*EXERCISE OBJECTIVE*
Look through the lines below and extract each one that contains "removed".

*DATASET RECORDS*
+ + +

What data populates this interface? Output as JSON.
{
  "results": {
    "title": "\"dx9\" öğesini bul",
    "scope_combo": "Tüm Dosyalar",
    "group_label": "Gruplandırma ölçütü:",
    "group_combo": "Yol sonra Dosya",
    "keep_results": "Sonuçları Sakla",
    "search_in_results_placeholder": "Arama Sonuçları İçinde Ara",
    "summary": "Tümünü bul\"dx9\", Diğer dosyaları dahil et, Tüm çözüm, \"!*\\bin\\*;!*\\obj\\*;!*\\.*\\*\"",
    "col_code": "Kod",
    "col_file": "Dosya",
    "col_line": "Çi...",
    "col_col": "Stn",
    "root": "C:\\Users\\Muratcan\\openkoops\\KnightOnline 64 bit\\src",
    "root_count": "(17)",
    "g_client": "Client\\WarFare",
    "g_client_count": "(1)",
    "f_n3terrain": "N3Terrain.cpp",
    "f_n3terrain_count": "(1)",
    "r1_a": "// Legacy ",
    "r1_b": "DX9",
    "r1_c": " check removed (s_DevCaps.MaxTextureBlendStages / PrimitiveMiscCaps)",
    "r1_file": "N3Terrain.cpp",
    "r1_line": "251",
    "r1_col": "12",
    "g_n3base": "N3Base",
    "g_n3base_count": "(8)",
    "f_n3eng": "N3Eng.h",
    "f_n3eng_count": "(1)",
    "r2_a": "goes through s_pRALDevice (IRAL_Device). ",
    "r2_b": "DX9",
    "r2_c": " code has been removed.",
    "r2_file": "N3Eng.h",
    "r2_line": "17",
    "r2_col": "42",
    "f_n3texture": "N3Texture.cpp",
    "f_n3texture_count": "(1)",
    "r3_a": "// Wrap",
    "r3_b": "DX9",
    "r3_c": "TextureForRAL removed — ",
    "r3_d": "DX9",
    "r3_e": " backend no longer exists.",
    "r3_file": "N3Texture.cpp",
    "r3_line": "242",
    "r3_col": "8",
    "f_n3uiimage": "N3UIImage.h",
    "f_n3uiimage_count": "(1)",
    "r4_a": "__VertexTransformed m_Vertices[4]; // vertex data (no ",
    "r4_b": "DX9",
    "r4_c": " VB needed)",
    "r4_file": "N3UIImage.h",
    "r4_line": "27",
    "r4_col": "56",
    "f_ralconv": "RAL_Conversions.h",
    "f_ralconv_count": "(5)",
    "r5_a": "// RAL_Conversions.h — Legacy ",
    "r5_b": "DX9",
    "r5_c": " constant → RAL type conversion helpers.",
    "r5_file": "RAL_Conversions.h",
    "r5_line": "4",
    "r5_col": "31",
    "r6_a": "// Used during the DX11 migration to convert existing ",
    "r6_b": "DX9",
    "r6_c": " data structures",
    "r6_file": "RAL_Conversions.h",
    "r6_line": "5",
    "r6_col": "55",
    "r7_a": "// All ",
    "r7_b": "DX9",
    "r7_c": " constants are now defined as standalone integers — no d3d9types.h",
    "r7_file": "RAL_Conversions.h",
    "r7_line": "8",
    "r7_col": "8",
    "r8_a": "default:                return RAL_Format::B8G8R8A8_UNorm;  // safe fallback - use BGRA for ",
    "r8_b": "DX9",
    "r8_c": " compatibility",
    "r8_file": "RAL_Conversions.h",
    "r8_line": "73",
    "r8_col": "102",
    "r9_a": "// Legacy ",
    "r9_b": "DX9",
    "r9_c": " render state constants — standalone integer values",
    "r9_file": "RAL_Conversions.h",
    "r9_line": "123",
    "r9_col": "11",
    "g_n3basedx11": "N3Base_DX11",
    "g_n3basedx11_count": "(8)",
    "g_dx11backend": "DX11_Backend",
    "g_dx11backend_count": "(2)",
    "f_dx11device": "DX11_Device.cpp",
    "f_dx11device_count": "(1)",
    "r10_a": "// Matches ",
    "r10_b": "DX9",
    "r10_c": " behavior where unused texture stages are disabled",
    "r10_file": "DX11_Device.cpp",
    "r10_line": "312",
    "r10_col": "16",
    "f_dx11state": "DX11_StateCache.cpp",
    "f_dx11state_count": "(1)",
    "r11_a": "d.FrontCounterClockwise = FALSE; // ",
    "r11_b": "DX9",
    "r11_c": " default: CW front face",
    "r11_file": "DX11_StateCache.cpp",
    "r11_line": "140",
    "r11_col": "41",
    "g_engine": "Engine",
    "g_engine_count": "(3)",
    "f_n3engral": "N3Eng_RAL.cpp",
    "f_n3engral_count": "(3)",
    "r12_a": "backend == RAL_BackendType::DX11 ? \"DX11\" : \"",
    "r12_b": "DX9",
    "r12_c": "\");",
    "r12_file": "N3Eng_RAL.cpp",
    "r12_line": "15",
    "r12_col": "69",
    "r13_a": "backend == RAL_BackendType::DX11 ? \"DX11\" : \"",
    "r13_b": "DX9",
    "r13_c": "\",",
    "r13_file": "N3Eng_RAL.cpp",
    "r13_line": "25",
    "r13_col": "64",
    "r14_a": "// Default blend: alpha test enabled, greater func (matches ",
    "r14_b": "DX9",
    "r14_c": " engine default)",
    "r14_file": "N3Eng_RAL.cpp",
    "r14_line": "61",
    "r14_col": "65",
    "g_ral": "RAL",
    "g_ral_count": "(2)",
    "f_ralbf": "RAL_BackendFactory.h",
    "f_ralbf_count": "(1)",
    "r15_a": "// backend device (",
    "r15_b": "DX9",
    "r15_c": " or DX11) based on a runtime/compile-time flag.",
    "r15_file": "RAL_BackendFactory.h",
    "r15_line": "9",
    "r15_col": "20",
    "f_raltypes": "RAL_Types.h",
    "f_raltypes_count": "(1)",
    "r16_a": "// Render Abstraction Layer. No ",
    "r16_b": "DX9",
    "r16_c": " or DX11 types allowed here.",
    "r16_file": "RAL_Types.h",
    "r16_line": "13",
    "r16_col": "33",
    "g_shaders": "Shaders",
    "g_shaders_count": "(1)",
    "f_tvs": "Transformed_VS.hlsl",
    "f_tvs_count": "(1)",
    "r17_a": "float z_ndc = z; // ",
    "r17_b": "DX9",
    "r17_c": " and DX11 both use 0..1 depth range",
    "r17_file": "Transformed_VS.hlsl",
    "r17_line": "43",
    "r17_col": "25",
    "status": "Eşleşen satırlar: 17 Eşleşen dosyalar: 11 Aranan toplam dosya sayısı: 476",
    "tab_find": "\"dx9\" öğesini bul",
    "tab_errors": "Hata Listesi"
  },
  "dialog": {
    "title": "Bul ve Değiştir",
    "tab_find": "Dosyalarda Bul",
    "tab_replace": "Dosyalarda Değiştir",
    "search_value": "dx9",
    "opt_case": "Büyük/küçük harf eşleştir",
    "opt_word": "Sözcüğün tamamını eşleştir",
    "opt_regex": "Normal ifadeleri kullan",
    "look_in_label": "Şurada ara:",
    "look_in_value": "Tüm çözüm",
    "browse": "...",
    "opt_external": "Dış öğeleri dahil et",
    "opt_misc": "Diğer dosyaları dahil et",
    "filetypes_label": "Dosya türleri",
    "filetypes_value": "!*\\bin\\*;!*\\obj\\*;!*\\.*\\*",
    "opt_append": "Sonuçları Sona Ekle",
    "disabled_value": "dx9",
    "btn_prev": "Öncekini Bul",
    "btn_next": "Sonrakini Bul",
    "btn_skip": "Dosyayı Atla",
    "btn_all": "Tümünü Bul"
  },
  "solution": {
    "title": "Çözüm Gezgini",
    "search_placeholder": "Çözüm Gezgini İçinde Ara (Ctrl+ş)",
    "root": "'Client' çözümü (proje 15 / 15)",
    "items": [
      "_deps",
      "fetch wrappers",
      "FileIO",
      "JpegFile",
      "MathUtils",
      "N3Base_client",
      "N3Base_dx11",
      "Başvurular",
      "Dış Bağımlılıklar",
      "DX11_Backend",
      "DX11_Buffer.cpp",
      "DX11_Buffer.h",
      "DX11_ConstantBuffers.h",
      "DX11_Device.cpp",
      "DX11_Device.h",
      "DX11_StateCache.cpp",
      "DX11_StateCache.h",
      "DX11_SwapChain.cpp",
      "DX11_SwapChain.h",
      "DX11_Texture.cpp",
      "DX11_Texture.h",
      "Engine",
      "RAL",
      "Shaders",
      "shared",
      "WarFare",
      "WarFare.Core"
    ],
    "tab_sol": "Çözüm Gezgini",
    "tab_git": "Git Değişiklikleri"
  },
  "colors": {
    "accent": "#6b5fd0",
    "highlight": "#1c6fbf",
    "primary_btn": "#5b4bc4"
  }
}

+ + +

*WORKED SOLUTION*
    "r1_c": " check removed (s_DevCaps.MaxTextureBlendStages / PrimitiveMiscCaps)",
    "r2_c": " code has been removed.",
    "r3_c": "TextureForRAL removed — ",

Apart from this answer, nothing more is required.